• Aim of the task:
All of the data that follows needs to be printed again, exactly as it reads.

Data records:
+--

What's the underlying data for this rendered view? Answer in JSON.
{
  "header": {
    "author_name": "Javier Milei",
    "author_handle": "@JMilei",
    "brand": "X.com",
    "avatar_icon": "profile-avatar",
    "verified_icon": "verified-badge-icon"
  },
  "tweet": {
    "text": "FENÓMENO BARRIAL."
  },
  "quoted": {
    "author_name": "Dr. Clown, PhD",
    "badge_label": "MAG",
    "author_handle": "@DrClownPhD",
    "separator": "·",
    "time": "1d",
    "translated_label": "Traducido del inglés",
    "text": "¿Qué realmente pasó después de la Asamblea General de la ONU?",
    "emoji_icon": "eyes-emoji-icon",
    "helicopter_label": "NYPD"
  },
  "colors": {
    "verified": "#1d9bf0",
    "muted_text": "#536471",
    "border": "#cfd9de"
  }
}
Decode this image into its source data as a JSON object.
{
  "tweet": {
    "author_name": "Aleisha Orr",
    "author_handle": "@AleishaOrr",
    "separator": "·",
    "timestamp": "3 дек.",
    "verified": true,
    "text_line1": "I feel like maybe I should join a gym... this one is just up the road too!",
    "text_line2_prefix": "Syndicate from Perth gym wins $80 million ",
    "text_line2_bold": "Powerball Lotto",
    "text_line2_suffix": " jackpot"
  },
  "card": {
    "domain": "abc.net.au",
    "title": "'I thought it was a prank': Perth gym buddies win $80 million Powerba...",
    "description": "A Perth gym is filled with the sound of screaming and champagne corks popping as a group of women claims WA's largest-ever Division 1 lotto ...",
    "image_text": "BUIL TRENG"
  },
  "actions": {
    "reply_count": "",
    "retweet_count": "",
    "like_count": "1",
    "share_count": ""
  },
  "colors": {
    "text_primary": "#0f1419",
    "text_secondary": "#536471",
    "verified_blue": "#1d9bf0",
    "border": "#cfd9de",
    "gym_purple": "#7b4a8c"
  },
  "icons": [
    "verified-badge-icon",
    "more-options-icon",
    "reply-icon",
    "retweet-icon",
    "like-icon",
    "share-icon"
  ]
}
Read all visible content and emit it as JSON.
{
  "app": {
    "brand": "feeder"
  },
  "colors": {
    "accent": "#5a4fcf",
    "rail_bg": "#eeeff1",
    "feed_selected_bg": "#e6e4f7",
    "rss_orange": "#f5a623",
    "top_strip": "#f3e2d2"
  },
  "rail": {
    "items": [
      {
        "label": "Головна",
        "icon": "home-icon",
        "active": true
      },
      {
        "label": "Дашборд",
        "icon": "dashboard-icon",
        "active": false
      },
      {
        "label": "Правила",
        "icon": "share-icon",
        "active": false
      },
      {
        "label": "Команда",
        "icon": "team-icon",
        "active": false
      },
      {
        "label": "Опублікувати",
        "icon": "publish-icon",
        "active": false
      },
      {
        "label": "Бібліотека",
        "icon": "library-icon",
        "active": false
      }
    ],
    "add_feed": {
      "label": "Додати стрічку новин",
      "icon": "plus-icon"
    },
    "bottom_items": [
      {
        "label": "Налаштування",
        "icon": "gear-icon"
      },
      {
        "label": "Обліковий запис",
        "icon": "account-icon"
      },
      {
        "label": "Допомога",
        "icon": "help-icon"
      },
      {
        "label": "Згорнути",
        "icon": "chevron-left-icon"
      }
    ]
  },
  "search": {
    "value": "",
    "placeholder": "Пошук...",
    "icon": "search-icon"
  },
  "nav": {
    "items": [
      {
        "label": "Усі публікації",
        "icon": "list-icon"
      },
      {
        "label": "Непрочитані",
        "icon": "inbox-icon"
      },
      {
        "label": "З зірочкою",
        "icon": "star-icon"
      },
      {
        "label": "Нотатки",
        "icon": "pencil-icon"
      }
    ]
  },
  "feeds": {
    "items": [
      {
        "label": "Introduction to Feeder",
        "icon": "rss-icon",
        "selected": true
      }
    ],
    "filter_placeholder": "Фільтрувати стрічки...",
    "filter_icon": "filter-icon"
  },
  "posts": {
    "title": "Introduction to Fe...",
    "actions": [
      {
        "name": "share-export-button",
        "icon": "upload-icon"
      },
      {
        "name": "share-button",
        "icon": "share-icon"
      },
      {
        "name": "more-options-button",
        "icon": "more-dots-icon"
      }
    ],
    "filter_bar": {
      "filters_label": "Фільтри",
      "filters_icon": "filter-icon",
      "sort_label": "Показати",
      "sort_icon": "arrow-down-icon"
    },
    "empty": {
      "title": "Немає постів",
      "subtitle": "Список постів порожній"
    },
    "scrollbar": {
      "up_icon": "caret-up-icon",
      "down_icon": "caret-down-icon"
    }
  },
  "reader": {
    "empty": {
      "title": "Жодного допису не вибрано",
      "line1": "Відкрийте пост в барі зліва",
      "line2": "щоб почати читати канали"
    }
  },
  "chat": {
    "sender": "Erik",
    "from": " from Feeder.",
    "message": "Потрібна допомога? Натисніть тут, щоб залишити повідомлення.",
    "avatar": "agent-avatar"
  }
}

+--

• Completed task:
What's the underlying data for this rendered view? Answer in JSON.
{
  "header": {
    "author_name": "Javier Milei",
    "author_handle": "@JMilei",
    "brand": "X.com",
    "avatar_icon": "profile-avatar",
    "verified_icon": "verified-badge-icon"
  },
  "tweet": {
    "text": "FENÓMENO BARRIAL."
  },
  "quoted": {
    "author_name": "Dr. Clown, PhD",
    "badge_label": "MAG",
    "author_handle": "@DrClownPhD",
    "separator": "·",
    "time": "1d",
    "translated_label": "Traducido del inglés",
    "text": "¿Qué realmente pasó después de la Asamblea General de la ONU?",
    "emoji_icon": "eyes-emoji-icon",
    "helicopter_label": "NYPD"
  },
  "colors": {
    "verified": "#1d9bf0",
    "muted_text": "#536471",
    "border": "#cfd9de"
  }
}
Decode this image into its source data as a JSON object.
{
  "tweet": {
    "author_name": "Aleisha Orr",
    "author_handle": "@AleishaOrr",
    "separator": "·",
    "timestamp": "3 дек.",
    "verified": true,
    "text_line1": "I feel like maybe I should join a gym... this one is just up the road too!",
    "text_line2_prefix": "Syndicate from Perth gym wins $80 million ",
    "text_line2_bold": "Powerball Lotto",
    "text_line2_suffix": " jackpot"
  },
  "card": {
    "domain": "abc.net.au",
    "title": "'I thought it was a prank': Perth gym buddies win $80 million Powerba...",
    "description": "A Perth gym is filled with the sound of screaming and champagne corks popping as a group of women claims WA's largest-ever Division 1 lotto ...",
    "image_text": "BUIL TRENG"
  },
  "actions": {
    "reply_count": "",
    "retweet_count": "",
    "like_count": "1",
    "share_count": ""
  },
  "colors": {
    "text_primary": "#0f1419",
    "text_secondary": "#536471",
    "verified_blue": "#1d9bf0",
    "border": "#cfd9de",
    "gym_purple": "#7b4a8c"
  },
  "icons": [
    "verified-badge-icon",
    "more-options-icon",
    "reply-icon",
    "retweet-icon",
    "like-icon",
    "share-icon"
  ]
}
Read all visible content and emit it as JSON.
{
  "app": {
    "brand": "feeder"
  },
  "colors": {
    "accent": "#5a4fcf",
    "rail_bg": "#eeeff1",
    "feed_selected_bg": "#e6e4f7",
    "rss_orange": "#f5a623",
    "top_strip": "#f3e2d2"
  },
  "rail": {
    "items": [
      {
        "label": "Головна",
        "icon": "home-icon",
        "active": true
      },
      {
        "label": "Дашборд",
        "icon": "dashboard-icon",
        "active": false
      },
      {
        "label": "Правила",
        "icon": "share-icon",
        "active": false
      },
      {
        "label": "Команда",
        "icon": "team-icon",
        "active": false
      },
      {
        "label": "Опублікувати",
        "icon": "publish-icon",
        "active": false
      },
      {
        "label": "Бібліотека",
        "icon": "library-icon",
        "active": false
      }
    ],
    "add_feed": {
      "label": "Додати стрічку новин",
      "icon": "plus-icon"
    },
    "bottom_items": [
      {
        "label": "Налаштування",
        "icon": "gear-icon"
      },
      {
        "label": "Обліковий запис",
        "icon": "account-icon"
      },
      {
        "label": "Допомога",
        "icon": "help-icon"
      },
      {
        "label": "Згорнути",
        "icon": "chevron-left-icon"
      }
    ]
  },
  "search": {
    "value": "",
    "placeholder": "Пошук...",
    "icon": "search-icon"
  },
  "nav": {
    "items": [
      {
        "label": "Усі публікації",
        "icon": "list-icon"
      },
      {
        "label": "Непрочитані",
        "icon": "inbox-icon"
      },
      {
        "label": "З зірочкою",
        "icon": "star-icon"
      },
      {
        "label": "Нотатки",
        "icon": "pencil-icon"
      }
    ]
  },
  "feeds": {
    "items": [
      {
        "label": "Introduction to Feeder",
        "icon": "rss-icon",
        "selected": true
      }
    ],
    "filter_placeholder": "Фільтрувати стрічки...",
    "filter_icon": "filter-icon"
  },
  "posts": {
    "title": "Introduction to Fe...",
    "actions": [
      {
        "name": "share-export-button",
        "icon": "upload-icon"
      },
      {
        "name": "share-button",
        "icon": "share-icon"
      },
      {
        "name": "more-options-button",
        "icon": "more-dots-icon"
      }
    ],
    "filter_bar": {
      "filters_label": "Фільтри",
      "filters_icon": "filter-icon",
      "sort_label": "Показати",
      "sort_icon": "arrow-down-icon"
    },
    "empty": {
      "title": "Немає постів",
      "subtitle": "Список постів порожній"
    },
    "scrollbar": {
      "up_icon": "caret-up-icon",
      "down_icon": "caret-down-icon"
    }
  },
  "reader": {
    "empty": {
      "title": "Жодного допису не вибрано",
      "line1": "Відкрийте пост в барі зліва",
      "line2": "щоб почати читати канали"
    }
  },
  "chat": {
    "sender": "Erik",
    "from": " from Feeder.",
    "message": "Потрібна допомога? Натисніть тут, щоб залишити повідомлення.",
    "avatar": "agent-avatar"
  }
}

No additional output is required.